“Sheriff Penzone’s approach was always meant to be educational,” said spokesman Joaquin Enriquez.
Other useful examples include the small number of protests against the executive order that have taken place outside of the Capitol.
At the so-called “Patriot’s Day” rally on April 20, a spokesperson for the Department of Public Safety said state troopers would be on hand to “make sure [the rally] remains peaceful,” just as any other.
In other words, the department wouldn’t be citing the roughly 200 people at the protest for violating health and safety guidelines, flooding the lobby of the Executive Tower until they were packed closely together.
Perhaps that was the right philosophy, Scott, the criminal justice professor, said. He called the protest a “delicate matter” in which enforcement could well have looked like “overreach,” even if police had the authority to treat the gathering as unlawful.
“You sometimes hear protestors saying it’s unconstitutional for the government to tell us what we can and cannot do. That’s flatly wrong,” he said. “The government has that moral and legal authority. Peoples’ lives are at stake.”
The irony, Scott said, is that a moderately sized gathering like the rally in question carries with it just as much health risk as serving a small number of customers at a business.
“A lot of people do have this very deep-seeded belief that the First Amendment does protect our right to get out in public and protest government action,” he said. “Nobody really associates doing business as a constitutional right.”
Additionally, Scott said it makes more sense to target businesses over individuals, as closing a business “regulates the behavior of all potential customers of that business.” In short, it’s a more effective use of resources.
Now, thanks to Ducey’s extension of the order, police have another two weeks – at a minimum – to hone their strategy.
And though police have shown little inclination to target individuals, which their counterparts in other states have done in enforcing stay-at-home orders far more often than here, there’s still reason for concern, said Jared Keenan, president of Arizona Attorneys for Criminal Justice.

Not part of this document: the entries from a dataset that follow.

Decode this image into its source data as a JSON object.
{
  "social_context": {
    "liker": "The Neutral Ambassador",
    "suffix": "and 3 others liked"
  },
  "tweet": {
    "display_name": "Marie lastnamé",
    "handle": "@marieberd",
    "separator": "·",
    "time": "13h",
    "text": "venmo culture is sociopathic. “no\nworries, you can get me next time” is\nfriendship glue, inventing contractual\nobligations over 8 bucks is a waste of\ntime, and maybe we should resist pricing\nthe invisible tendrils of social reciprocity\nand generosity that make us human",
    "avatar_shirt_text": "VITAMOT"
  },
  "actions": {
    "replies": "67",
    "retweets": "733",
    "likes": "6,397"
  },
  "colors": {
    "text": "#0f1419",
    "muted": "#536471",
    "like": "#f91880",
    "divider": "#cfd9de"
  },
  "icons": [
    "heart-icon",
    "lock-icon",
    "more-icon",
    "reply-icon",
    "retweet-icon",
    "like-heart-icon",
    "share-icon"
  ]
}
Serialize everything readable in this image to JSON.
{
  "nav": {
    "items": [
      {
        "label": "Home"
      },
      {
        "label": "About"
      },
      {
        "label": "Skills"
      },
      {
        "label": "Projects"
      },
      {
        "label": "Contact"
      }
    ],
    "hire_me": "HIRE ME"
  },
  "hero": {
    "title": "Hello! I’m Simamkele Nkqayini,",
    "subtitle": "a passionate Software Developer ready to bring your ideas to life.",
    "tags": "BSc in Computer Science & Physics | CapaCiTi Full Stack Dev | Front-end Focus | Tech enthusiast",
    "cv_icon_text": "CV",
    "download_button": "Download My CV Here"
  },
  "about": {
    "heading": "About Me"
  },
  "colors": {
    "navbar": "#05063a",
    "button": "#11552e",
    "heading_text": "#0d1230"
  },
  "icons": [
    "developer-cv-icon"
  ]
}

“Any time you increase the reasons for police-citizen interaction, you’re going to increase the times that police are going to arrest you for things that aren’t related for the reason for initial contact,” he said. “Even if the police are generally doing educational outreach, there’s always that potential that it’ll lead to something else.”
And Ducey, typically a diplomatic politician whose desire to satisfy dozens of competing interests often steers him away from strong messaging, has ramped up his rhetoric. At a press conference April 29, he threatened business owners who chose to flaunt the order with jail time and fines, and told bar operators they’d be “playing with [their] liquor license” if they didn’t comply.
“I expect more regulation and stronger messaging to be coming,” said Viri Hernandez, executive director of Poder in Action, an activist group.
Like Keenan, she hasn’t heard of specific instances of police overreach or misconduct. But it’s something Poder is monitoring.
She said that many Arizonans – especially the working class, people of color and the unhoused – are at a risk of disproportionate enforcement. And these are the same people who have the least ability to stay at home, either because they don’t have one or they have to work, even if they’re educated on the public health risks.
“Immigrant communities, undocumented communities are some of the key workers who are keeping the city running at this moment,” Hernandez said. “There’s a potential for them being stopped because they’re out doing our job to keep our state going. When police come, one of the first questions they ask is for their ID.”
Scott, himself a former police officer, acknowledged that the policing of the public health crisis raised alarm bells even for
“We do have that tendency in society, whenever we have a new problem, we reflexively turn to the police and say, here, you have a law, you enforce it,” he said.